Jefferies Downgrades Nike, Citing Wholesale and China Pressures
Jefferies, a leading financial services company, has downgraded Nike due to near-term challenges that could impact the sports retailer. Analyst Randal Konik lowered Nike's rating from buy to hold and reduced the price target from $140 to $100, indicating a potential 10.1% upside from Friday's closing price.
Wholesale Channel and Consumer Spending Concerns
Konik's downgrade is based on the belief that Nike's wholesale channel will continue to face pressure, and the company's growth in China may encounter macroeconomic headwinds. The analyst also highlights the results of a consumer survey, indicating that US consumers are likely to reduce spending, particularly in the apparel and footwear sectors. This reduction in consumer spending could pose additional challenges for Nike.
Impact on Revenue and Margins
As a result of these concerns, Konik has lowered his revenue and earnings-per-share estimates for fiscal 2024 to $52.1 billion and $3.45, respectively. These estimates are lower than the consensus figures. While Nike has improved its retail inventory levels, Jefferies predicts that tight inventory management until at least the end of 2023 could lead to reduced orders and weigh on the company's wholesale channel. However, Nike's focus on increasing direct-to-consumer sales penetration is expected to expand margins over time, despite the potential slowdown in consumer spending.
In addition to the challenges in the US market, Jefferies points out that Nike's growth in China could be "choppy" due to the recent slowdown in apparel retail sales in the country. The firm expects 7% growth in fiscal year 2024, compared to the consensus estimate of 12%. The survey results also indicate that consumers with student debt are concerned about meeting their monthly expenses, leading to a preference for cheaper alternatives in apparel and footwear.
Konik's downgrade comes ahead of Nike's fiscal first-quarter earnings report, scheduled for Thursday. Analysts anticipate a profit of 76 cents per share on revenue of $13.02 billion. Nike's stock has struggled this year, experiencing a decline of over 22%, making it the second worst-performing member of the Dow Jones Industrial Average.
In conclusion, Jefferies' downgrade reflects concerns about Nike's near-term performance, particularly in the wholesale channel and the Chinese market. The impact of reduced consumer spending and the preference for cheaper alternatives in apparel and footwear adds further headwinds for the company. Investors will closely monitor Nike's upcoming earnings report to gauge its financial performance and future prospects.

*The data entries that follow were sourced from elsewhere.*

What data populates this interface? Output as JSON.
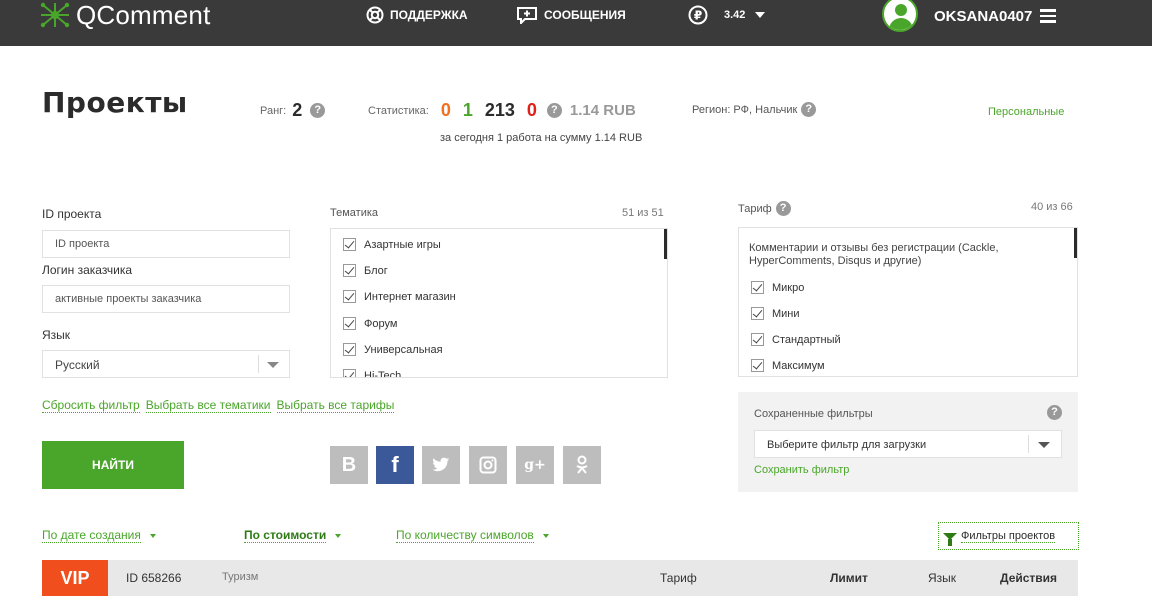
{
  "brand": {
    "name": "QComment"
  },
  "nav": {
    "support": "ПОДДЕРЖКА",
    "messages": "СООБЩЕНИЯ",
    "balance": "3.42"
  },
  "user": {
    "name": "OKSANA0407"
  },
  "header": {
    "title": "Проекты",
    "rank_label": "Ранг:",
    "rank_value": "2",
    "stats_label": "Статистика:",
    "stats": [
      "0",
      "1",
      "213",
      "0"
    ],
    "stats_rub": "1.14 RUB",
    "today": "за сегодня 1 работа на сумму 1.14 RUB",
    "region": "Регион: РФ, Нальчик",
    "personal": "Персональные"
  },
  "filters": {
    "project_id_label": "ID проекта",
    "project_id_placeholder": "ID проекта",
    "customer_label": "Логин заказчика",
    "customer_placeholder": "активные проекты заказчика",
    "lang_label": "Язык",
    "lang_value": "Русский",
    "links": [
      "Сбросить фильтр",
      "Выбрать все тематики",
      "Выбрать все тарифы"
    ],
    "find": "НАЙТИ"
  },
  "topics": {
    "title": "Тематика",
    "count": "51 из 51",
    "items": [
      "Азартные игры",
      "Блог",
      "Интернет магазин",
      "Форум",
      "Универсальная",
      "Hi-Tech"
    ]
  },
  "tariff": {
    "title": "Тариф",
    "count": "40 из 66",
    "group": "Комментарии и отзывы без регистрации (Cackle, HyperComments, Disqus и другие)",
    "items": [
      "Микро",
      "Мини",
      "Стандартный",
      "Максимум"
    ]
  },
  "social": [
    "B",
    "f",
    "t",
    "ig",
    "g+",
    "ok"
  ],
  "saved_filters": {
    "title": "Сохраненные фильтры",
    "select": "Выберите фильтр для загрузки",
    "save": "Сохранить фильтр"
  },
  "sort": {
    "by_date": "По дате создания",
    "by_cost": "По стоимости",
    "by_chars": "По количеству символов",
    "project_filters": "Фильтры проектов"
  },
  "row": {
    "vip": "VIP",
    "id": "ID 658266",
    "topic": "Туризм",
    "tariff": "Тариф",
    "limit": "Лимит",
    "lang": "Язык",
    "actions": "Действия"
  },
  "colors": {
    "accent": "#4aa62a",
    "topbar": "#3a3a3a",
    "vip": "#f04e1c",
    "stat_orange": "#f37021",
    "stat_red": "#e0201b",
    "facebook": "#3b5998"
  }
}
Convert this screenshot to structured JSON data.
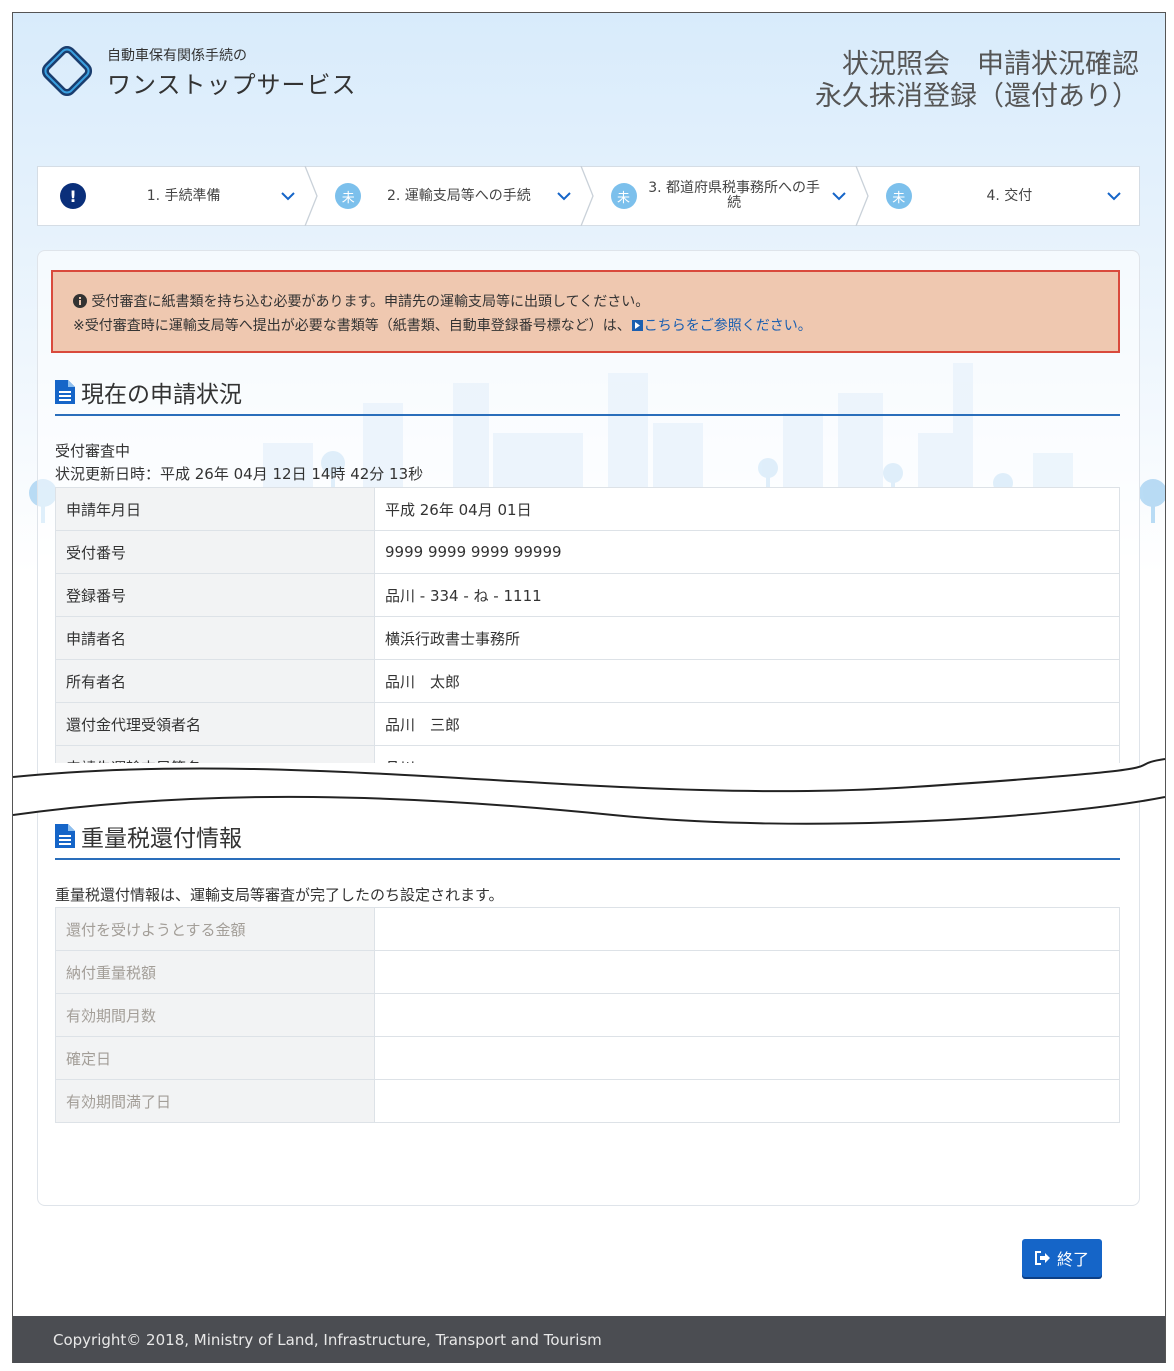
{
  "header": {
    "logo_sub": "自動車保有関係手続の",
    "logo_main": "ワンストップサービス",
    "title_line1": "状況照会　申請状況確認",
    "title_line2": "永久抹消登録（還付あり）"
  },
  "steps": [
    {
      "badge": "!",
      "icon": "exclamation-icon",
      "label": "1. 手続準備"
    },
    {
      "badge": "未",
      "icon": "pending-badge",
      "label": "2. 運輸支局等への手続"
    },
    {
      "badge": "未",
      "icon": "pending-badge",
      "label": "3. 都道府県税事務所への手続"
    },
    {
      "badge": "未",
      "icon": "pending-badge",
      "label": "4. 交付"
    }
  ],
  "alert": {
    "line1": "受付審査に紙書類を持ち込む必要があります。申請先の運輸支局等に出頭してください。",
    "line2_prefix": "※受付審査時に運輸支局等へ提出が必要な書類等（紙書類、自動車登録番号標など）は、",
    "link": "こちらをご参照ください。"
  },
  "status_section": {
    "title": "現在の申請状況",
    "status": "受付審査中",
    "updated": "状況更新日時：平成 26年 04月 12日 14時 42分 13秒",
    "rows": [
      {
        "label": "申請年月日",
        "value": "平成 26年 04月 01日"
      },
      {
        "label": "受付番号",
        "value": "9999 9999 9999 99999"
      },
      {
        "label": "登録番号",
        "value": "品川 - 334 - ね - 1111"
      },
      {
        "label": "申請者名",
        "value": "横浜行政書士事務所"
      },
      {
        "label": "所有者名",
        "value": "品川　太郎"
      },
      {
        "label": "還付金代理受領者名",
        "value": "品川　三郎"
      },
      {
        "label": "申請先運輸支局等名",
        "value": "品川"
      }
    ]
  },
  "refund_section": {
    "title": "重量税還付情報",
    "note": "重量税還付情報は、運輸支局等審査が完了したのち設定されます。",
    "rows": [
      {
        "label": "還付を受けようとする金額",
        "value": ""
      },
      {
        "label": "納付重量税額",
        "value": ""
      },
      {
        "label": "有効期間月数",
        "value": ""
      },
      {
        "label": "確定日",
        "value": ""
      },
      {
        "label": "有効期間満了日",
        "value": ""
      }
    ]
  },
  "finish_button": "終了",
  "footer": "Copyright© 2018, Ministry of Land, Infrastructure, Transport and Tourism",
  "colors": {
    "accent": "#1565c8",
    "alert_bg": "#efc8b0",
    "alert_border": "#d94a3c",
    "footer_bg": "#4b4d52"
  }
}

Implications of Jefferies' Downgrade of Nike for New Business Formation
The recent downgrade of Nike by financial services company Jefferies could have significant implications for new businesses in the sports retail sector. Analyst Randal Konik's decision to lower Nike's rating from buy to hold, based on pressures in the wholesale channel and potential macroeconomic headwinds in China, paints a challenging picture for startups in this industry.
Consumer Spending and Wholesale Challenges
Konik's downgrade highlights the potential for decreased consumer spending in the apparel and footwear sectors. For new businesses, this suggests a need for strategic planning to navigate a potentially reduced consumer spending environment. Furthermore, the continued pressure on the wholesale channel, as indicated by Jefferies, could pose challenges for new businesses relying on this channel for distribution.
Revenue Impact and Market Dynamics
Konik's lowered revenue and earnings-per-share estimates for fiscal 2024 underscore the potential financial challenges that new businesses in the sector may face. The anticipated slowdown in consumer spending, coupled with tight inventory management, could lead to reduced orders and impact revenue for startups.
China Market and Consumer Preferences
Jefferies' prediction of "choppy" growth for Nike in China due to a slowdown in apparel retail sales signals potential difficulties for new businesses planning to enter or expand in this market. Additionally, the shift in consumer preferences towards cheaper alternatives in apparel and footwear, as indicated by the survey results, could influence the product strategies of new businesses.
In essence, Jefferies' downgrade of Nike provides valuable insights for new businesses in the sports retail sector. The anticipated challenges in consumer spending, wholesale distribution, and market dynamics in China could shape the strategic decisions and growth trajectories of startups in this industry.